◆ **Data section**:
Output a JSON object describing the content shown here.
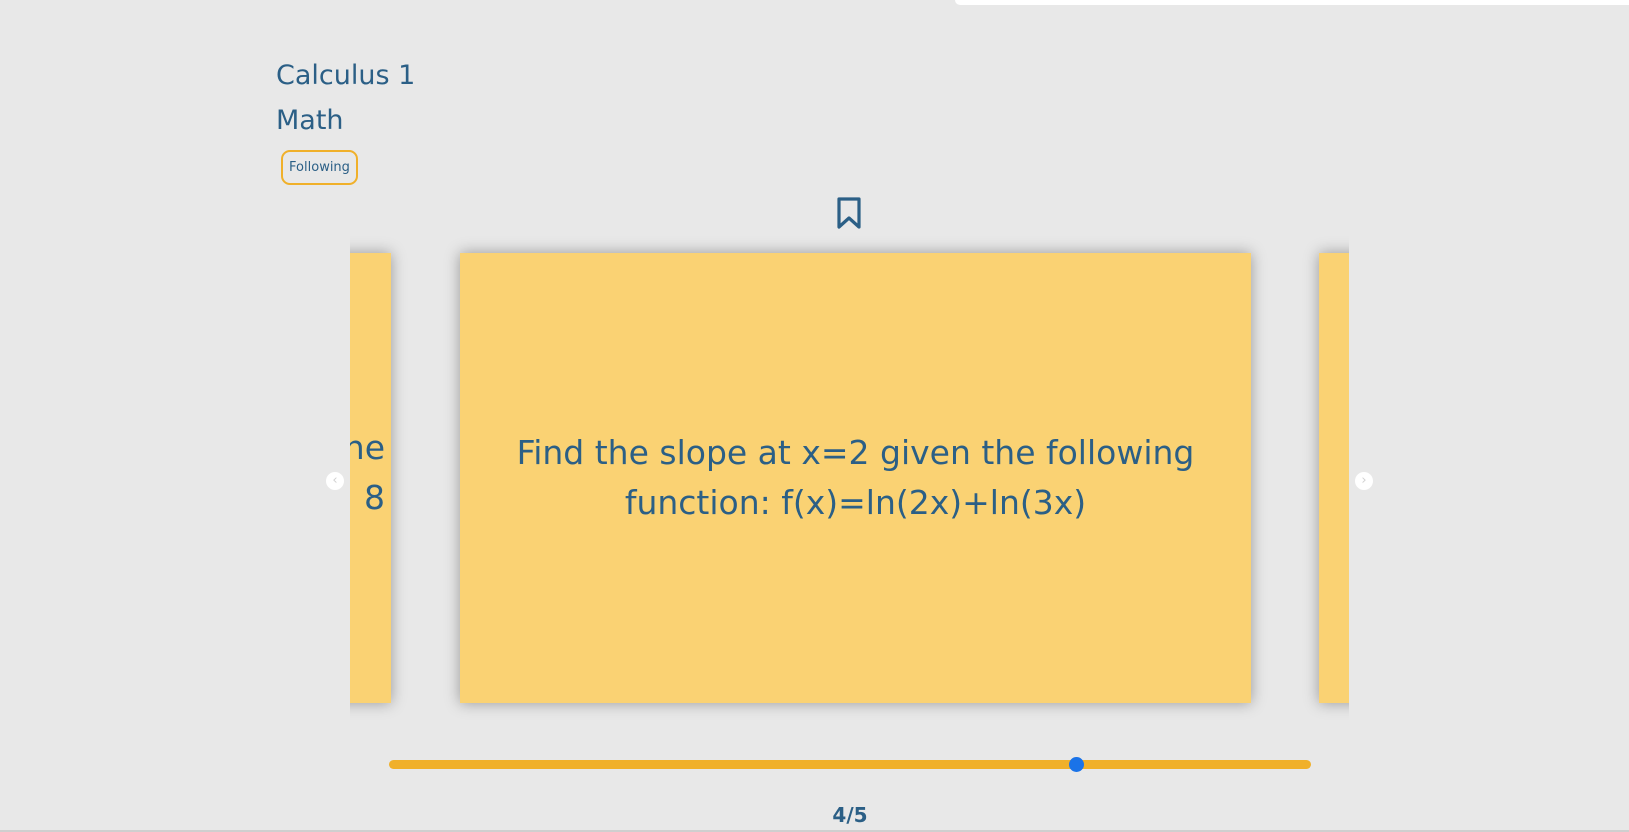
{
  "course": {
    "title": "Calculus 1",
    "subject": "Math",
    "follow_label": "Following"
  },
  "cards": {
    "prev_lines": [
      "ne",
      "8"
    ],
    "current_text": "Find the slope at x=2 given the following function: f(x)=ln(2x)+ln(3x)",
    "next_text": ""
  },
  "navigation": {
    "prev_icon": "chevron-left-icon",
    "next_icon": "chevron-right-icon",
    "bookmark_icon": "bookmark-icon"
  },
  "progress": {
    "counter": "4/5",
    "fraction": 0.745
  },
  "colors": {
    "background": "#e8e8e8",
    "card": "#fad273",
    "text": "#2b5f86",
    "accent": "#f0b02a",
    "thumb": "#1a73e8"
  }
}
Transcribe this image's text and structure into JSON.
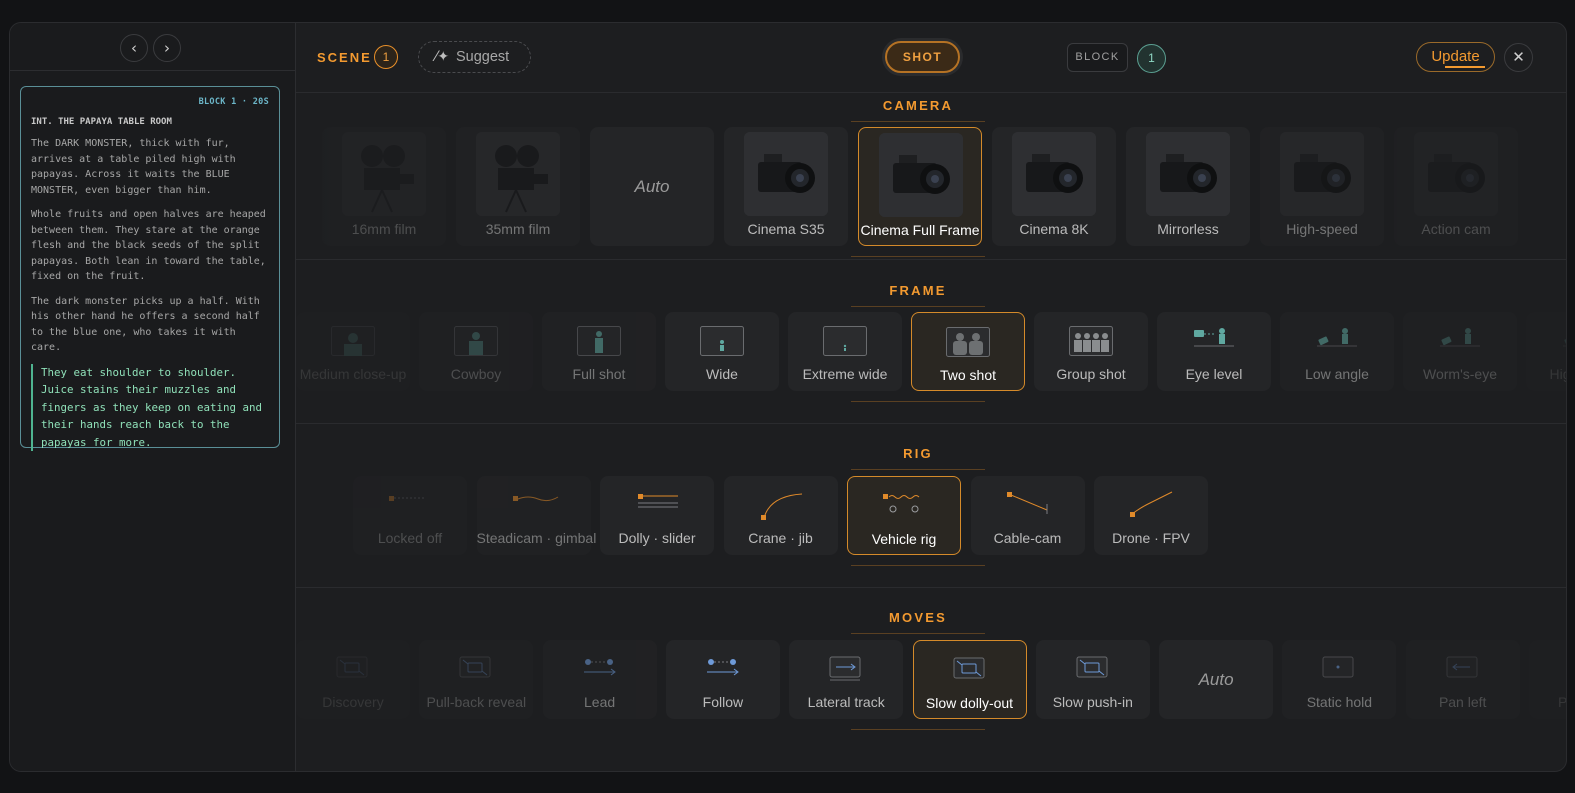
{
  "sidebar": {
    "prev_icon": "chevron-left-icon",
    "next_icon": "chevron-right-icon",
    "script": {
      "block_tag": "BLOCK 1 · 20S",
      "slug": "INT. THE PAPAYA TABLE ROOM",
      "paragraphs": [
        "The DARK MONSTER, thick with fur, arrives at a table piled high with papayas. Across it waits the BLUE MONSTER, even bigger than him.",
        "Whole fruits and open halves are heaped between them. They stare at the orange flesh and the black seeds of the split papayas. Both lean in toward the table, fixed on the fruit.",
        "The dark monster picks up a half. With his other hand he offers a second half to the blue one, who takes it with care."
      ],
      "highlight": "They eat shoulder to shoulder. Juice stains their muzzles and fingers as they keep on eating and their hands reach back to the papayas for more."
    }
  },
  "header": {
    "scene_label": "SCENE",
    "scene_number": "1",
    "suggest_label": "Suggest",
    "shot_label": "SHOT",
    "block_label": "BLOCK",
    "block_number": "1",
    "update_label": "Update",
    "close_icon": "close-icon"
  },
  "camera": {
    "title": "CAMERA",
    "options": [
      {
        "label": "16mm film",
        "state": "dim2"
      },
      {
        "label": "35mm film",
        "state": "dim1"
      },
      {
        "label": "Auto",
        "auto": true,
        "state": "normal"
      },
      {
        "label": "Cinema S35",
        "state": "normal"
      },
      {
        "label": "Cinema Full Frame",
        "state": "selected"
      },
      {
        "label": "Cinema 8K",
        "state": "normal"
      },
      {
        "label": "Mirrorless",
        "state": "normal"
      },
      {
        "label": "High-speed",
        "state": "dim1"
      },
      {
        "label": "Action cam",
        "state": "dim2"
      }
    ]
  },
  "frame": {
    "title": "FRAME",
    "options": [
      {
        "label": "Medium close-up",
        "state": "dim3"
      },
      {
        "label": "Cowboy",
        "state": "dim2"
      },
      {
        "label": "Full shot",
        "state": "dim1"
      },
      {
        "label": "Wide",
        "state": "normal"
      },
      {
        "label": "Extreme wide",
        "state": "normal"
      },
      {
        "label": "Two shot",
        "state": "selected"
      },
      {
        "label": "Group shot",
        "state": "normal"
      },
      {
        "label": "Eye level",
        "state": "normal"
      },
      {
        "label": "Low angle",
        "state": "dim1"
      },
      {
        "label": "Worm's-eye",
        "state": "dim2"
      },
      {
        "label": "High angle",
        "state": "dim3"
      }
    ]
  },
  "rig": {
    "title": "RIG",
    "options": [
      {
        "label": "Locked off",
        "state": "dim2"
      },
      {
        "label": "Steadicam · gimbal",
        "state": "dim1"
      },
      {
        "label": "Dolly · slider",
        "state": "normal"
      },
      {
        "label": "Crane · jib",
        "state": "normal"
      },
      {
        "label": "Vehicle rig",
        "state": "selected"
      },
      {
        "label": "Cable-cam",
        "state": "normal"
      },
      {
        "label": "Drone · FPV",
        "state": "normal"
      }
    ]
  },
  "moves": {
    "title": "MOVES",
    "options": [
      {
        "label": "Discovery",
        "state": "dim3"
      },
      {
        "label": "Pull-back reveal",
        "state": "dim2"
      },
      {
        "label": "Lead",
        "state": "dim1"
      },
      {
        "label": "Follow",
        "state": "normal"
      },
      {
        "label": "Lateral track",
        "state": "normal"
      },
      {
        "label": "Slow dolly-out",
        "state": "selected"
      },
      {
        "label": "Slow push-in",
        "state": "normal"
      },
      {
        "label": "Auto",
        "auto": true,
        "state": "normal"
      },
      {
        "label": "Static hold",
        "state": "dim1"
      },
      {
        "label": "Pan left",
        "state": "dim2"
      },
      {
        "label": "Pan right",
        "state": "dim3"
      }
    ]
  },
  "colors": {
    "accent": "#f39a30",
    "teal": "#6cb6c8",
    "highlight_text": "#8fe0b8"
  }
}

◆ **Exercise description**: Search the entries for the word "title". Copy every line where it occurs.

◆ **Solution for this problem**:
    "title": "Calculus 1",
    "title": "CAMERA",
    "title": "FRAME",
    "title": "RIG",
    "title": "MOVES",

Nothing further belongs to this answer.